TASK DATA:
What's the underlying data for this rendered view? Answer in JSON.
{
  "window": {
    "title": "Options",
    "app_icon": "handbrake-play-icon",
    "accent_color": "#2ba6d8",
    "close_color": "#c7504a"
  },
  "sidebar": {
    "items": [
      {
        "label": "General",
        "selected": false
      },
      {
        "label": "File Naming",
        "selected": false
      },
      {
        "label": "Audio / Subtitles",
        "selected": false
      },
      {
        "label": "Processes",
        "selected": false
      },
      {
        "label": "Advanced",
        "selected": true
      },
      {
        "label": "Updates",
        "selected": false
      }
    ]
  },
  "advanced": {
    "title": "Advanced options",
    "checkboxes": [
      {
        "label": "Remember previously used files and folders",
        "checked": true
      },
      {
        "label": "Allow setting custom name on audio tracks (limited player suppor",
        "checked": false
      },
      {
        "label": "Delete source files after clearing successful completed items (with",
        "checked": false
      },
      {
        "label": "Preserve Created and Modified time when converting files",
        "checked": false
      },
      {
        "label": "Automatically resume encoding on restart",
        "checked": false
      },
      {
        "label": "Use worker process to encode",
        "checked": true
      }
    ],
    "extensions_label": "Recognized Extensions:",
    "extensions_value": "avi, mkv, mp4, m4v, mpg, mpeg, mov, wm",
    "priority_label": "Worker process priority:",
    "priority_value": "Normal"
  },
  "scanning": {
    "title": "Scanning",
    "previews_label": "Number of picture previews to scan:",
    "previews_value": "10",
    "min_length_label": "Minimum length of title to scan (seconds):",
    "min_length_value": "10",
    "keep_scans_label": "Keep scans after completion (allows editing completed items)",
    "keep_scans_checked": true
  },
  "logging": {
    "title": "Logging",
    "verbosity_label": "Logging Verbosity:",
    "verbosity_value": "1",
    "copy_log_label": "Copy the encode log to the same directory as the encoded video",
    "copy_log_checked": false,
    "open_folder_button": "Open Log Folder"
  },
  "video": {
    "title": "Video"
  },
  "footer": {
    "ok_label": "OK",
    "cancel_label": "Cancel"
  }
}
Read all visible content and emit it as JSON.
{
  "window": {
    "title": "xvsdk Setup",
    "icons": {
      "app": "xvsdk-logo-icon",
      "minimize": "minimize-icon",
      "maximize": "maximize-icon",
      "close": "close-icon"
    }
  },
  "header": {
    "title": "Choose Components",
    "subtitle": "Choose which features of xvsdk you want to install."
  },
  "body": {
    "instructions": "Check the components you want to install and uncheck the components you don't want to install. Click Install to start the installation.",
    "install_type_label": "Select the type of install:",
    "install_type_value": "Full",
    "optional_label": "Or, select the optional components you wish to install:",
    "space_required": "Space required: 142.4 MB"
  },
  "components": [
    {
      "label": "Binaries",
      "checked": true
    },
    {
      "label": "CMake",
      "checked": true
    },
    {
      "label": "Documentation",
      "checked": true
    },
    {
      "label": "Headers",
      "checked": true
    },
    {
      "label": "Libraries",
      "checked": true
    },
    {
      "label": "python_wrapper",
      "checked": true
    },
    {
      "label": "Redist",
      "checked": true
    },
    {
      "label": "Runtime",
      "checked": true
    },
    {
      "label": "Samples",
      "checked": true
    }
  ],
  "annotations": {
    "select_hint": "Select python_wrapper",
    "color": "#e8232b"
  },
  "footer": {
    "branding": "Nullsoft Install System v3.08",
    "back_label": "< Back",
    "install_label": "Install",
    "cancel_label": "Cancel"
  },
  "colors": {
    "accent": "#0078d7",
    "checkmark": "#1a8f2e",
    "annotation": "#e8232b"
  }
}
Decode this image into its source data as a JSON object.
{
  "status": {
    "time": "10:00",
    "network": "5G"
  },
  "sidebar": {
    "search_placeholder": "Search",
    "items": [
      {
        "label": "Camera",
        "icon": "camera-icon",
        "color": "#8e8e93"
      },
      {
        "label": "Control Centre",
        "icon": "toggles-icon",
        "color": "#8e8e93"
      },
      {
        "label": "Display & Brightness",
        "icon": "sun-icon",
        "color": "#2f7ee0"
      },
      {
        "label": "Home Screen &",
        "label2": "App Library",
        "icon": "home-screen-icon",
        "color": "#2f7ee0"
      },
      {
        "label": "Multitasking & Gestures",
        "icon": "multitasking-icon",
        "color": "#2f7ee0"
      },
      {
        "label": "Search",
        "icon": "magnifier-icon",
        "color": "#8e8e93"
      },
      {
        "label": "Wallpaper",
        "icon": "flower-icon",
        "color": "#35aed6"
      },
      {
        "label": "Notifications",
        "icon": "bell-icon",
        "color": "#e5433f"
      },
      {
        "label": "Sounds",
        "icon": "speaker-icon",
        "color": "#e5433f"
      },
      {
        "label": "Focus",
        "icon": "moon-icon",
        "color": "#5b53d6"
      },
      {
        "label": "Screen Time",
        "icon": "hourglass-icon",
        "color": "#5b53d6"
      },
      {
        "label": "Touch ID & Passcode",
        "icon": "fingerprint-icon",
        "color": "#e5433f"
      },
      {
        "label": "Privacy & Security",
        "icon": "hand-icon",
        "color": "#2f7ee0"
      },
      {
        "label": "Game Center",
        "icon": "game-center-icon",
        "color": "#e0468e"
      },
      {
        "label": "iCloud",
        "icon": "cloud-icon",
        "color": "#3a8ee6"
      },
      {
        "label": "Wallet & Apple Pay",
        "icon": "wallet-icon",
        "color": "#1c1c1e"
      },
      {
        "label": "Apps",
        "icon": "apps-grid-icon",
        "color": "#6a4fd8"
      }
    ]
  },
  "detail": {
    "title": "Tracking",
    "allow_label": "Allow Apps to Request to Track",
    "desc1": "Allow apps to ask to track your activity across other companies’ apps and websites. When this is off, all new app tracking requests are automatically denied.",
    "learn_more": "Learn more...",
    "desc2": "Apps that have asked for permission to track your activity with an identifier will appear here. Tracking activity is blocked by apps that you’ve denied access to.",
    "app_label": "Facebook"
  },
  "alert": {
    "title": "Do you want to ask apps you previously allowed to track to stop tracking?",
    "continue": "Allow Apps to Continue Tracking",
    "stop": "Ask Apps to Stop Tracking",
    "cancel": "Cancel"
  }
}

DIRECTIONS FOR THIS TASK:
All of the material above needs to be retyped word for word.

THE ANSWER:
What's the underlying data for this rendered view? Answer in JSON.
{
  "window": {
    "title": "Options",
    "app_icon": "handbrake-play-icon",
    "accent_color": "#2ba6d8",
    "close_color": "#c7504a"
  },
  "sidebar": {
    "items": [
      {
        "label": "General",
        "selected": false
      },
      {
        "label": "File Naming",
        "selected": false
      },
      {
        "label": "Audio / Subtitles",
        "selected": false
      },
      {
        "label": "Processes",
        "selected": false
      },
      {
        "label": "Advanced",
        "selected": true
      },
      {
        "label": "Updates",
        "selected": false
      }
    ]
  },
  "advanced": {
    "title": "Advanced options",
    "checkboxes": [
      {
        "label": "Remember previously used files and folders",
        "checked": true
      },
      {
        "label": "Allow setting custom name on audio tracks (limited player suppor",
        "checked": false
      },
      {
        "label": "Delete source files after clearing successful completed items (with",
        "checked": false
      },
      {
        "label": "Preserve Created and Modified time when converting files",
        "checked": false
      },
      {
        "label": "Automatically resume encoding on restart",
        "checked": false
      },
      {
        "label": "Use worker process to encode",
        "checked": true
      }
    ],
    "extensions_label": "Recognized Extensions:",
    "extensions_value": "avi, mkv, mp4, m4v, mpg, mpeg, mov, wm",
    "priority_label": "Worker process priority:",
    "priority_value": "Normal"
  },
  "scanning": {
    "title": "Scanning",
    "previews_label": "Number of picture previews to scan:",
    "previews_value": "10",
    "min_length_label": "Minimum length of title to scan (seconds):",
    "min_length_value": "10",
    "keep_scans_label": "Keep scans after completion (allows editing completed items)",
    "keep_scans_checked": true
  },
  "logging": {
    "title": "Logging",
    "verbosity_label": "Logging Verbosity:",
    "verbosity_value": "1",
    "copy_log_label": "Copy the encode log to the same directory as the encoded video",
    "copy_log_checked": false,
    "open_folder_button": "Open Log Folder"
  },
  "video": {
    "title": "Video"
  },
  "footer": {
    "ok_label": "OK",
    "cancel_label": "Cancel"
  }
}
Read all visible content and emit it as JSON.
{
  "window": {
    "title": "xvsdk Setup",
    "icons": {
      "app": "xvsdk-logo-icon",
      "minimize": "minimize-icon",
      "maximize": "maximize-icon",
      "close": "close-icon"
    }
  },
  "header": {
    "title": "Choose Components",
    "subtitle": "Choose which features of xvsdk you want to install."
  },
  "body": {
    "instructions": "Check the components you want to install and uncheck the components you don't want to install. Click Install to start the installation.",
    "install_type_label": "Select the type of install:",
    "install_type_value": "Full",
    "optional_label": "Or, select the optional components you wish to install:",
    "space_required": "Space required: 142.4 MB"
  },
  "components": [
    {
      "label": "Binaries",
      "checked": true
    },
    {
      "label": "CMake",
      "checked": true
    },
    {
      "label": "Documentation",
      "checked": true
    },
    {
      "label": "Headers",
      "checked": true
    },
    {
      "label": "Libraries",
      "checked": true
    },
    {
      "label": "python_wrapper",
      "checked": true
    },
    {
      "label": "Redist",
      "checked": true
    },
    {
      "label": "Runtime",
      "checked": true
    },
    {
      "label": "Samples",
      "checked": true
    }
  ],
  "annotations": {
    "select_hint": "Select python_wrapper",
    "color": "#e8232b"
  },
  "footer": {
    "branding": "Nullsoft Install System v3.08",
    "back_label": "< Back",
    "install_label": "Install",
    "cancel_label": "Cancel"
  },
  "colors": {
    "accent": "#0078d7",
    "checkmark": "#1a8f2e",
    "annotation": "#e8232b"
  }
}
Decode this image into its source data as a JSON object.
{
  "status": {
    "time": "10:00",
    "network": "5G"
  },
  "sidebar": {
    "search_placeholder": "Search",
    "items": [
      {
        "label": "Camera",
        "icon": "camera-icon",
        "color": "#8e8e93"
      },
      {
        "label": "Control Centre",
        "icon": "toggles-icon",
        "color": "#8e8e93"
      },
      {
        "label": "Display & Brightness",
        "icon": "sun-icon",
        "color": "#2f7ee0"
      },
      {
        "label": "Home Screen &",
        "label2": "App Library",
        "icon": "home-screen-icon",
        "color": "#2f7ee0"
      },
      {
        "label": "Multitasking & Gestures",
        "icon": "multitasking-icon",
        "color": "#2f7ee0"
      },
      {
        "label": "Search",
        "icon": "magnifier-icon",
        "color": "#8e8e93"
      },
      {
        "label": "Wallpaper",
        "icon": "flower-icon",
        "color": "#35aed6"
      },
      {
        "label": "Notifications",
        "icon": "bell-icon",
        "color": "#e5433f"
      },
      {
        "label": "Sounds",
        "icon": "speaker-icon",
        "color": "#e5433f"
      },
      {
        "label": "Focus",
        "icon": "moon-icon",
        "color": "#5b53d6"
      },
      {
        "label": "Screen Time",
        "icon": "hourglass-icon",
        "color": "#5b53d6"
      },
      {
        "label": "Touch ID & Passcode",
        "icon": "fingerprint-icon",
        "color": "#e5433f"
      },
      {
        "label": "Privacy & Security",
        "icon": "hand-icon",
        "color": "#2f7ee0"
      },
      {
        "label": "Game Center",
        "icon": "game-center-icon",
        "color": "#e0468e"
      },
      {
        "label": "iCloud",
        "icon": "cloud-icon",
        "color": "#3a8ee6"
      },
      {
        "label": "Wallet & Apple Pay",
        "icon": "wallet-icon",
        "color": "#1c1c1e"
      },
      {
        "label": "Apps",
        "icon": "apps-grid-icon",
        "color": "#6a4fd8"
      }
    ]
  },
  "detail": {
    "title": "Tracking",
    "allow_label": "Allow Apps to Request to Track",
    "desc1": "Allow apps to ask to track your activity across other companies’ apps and websites. When this is off, all new app tracking requests are automatically denied.",
    "learn_more": "Learn more...",
    "desc2": "Apps that have asked for permission to track your activity with an identifier will appear here. Tracking activity is blocked by apps that you’ve denied access to.",
    "app_label": "Facebook"
  },
  "alert": {
    "title": "Do you want to ask apps you previously allowed to track to stop tracking?",
    "continue": "Allow Apps to Continue Tracking",
    "stop": "Ask Apps to Stop Tracking",
    "cancel": "Cancel"
  }
}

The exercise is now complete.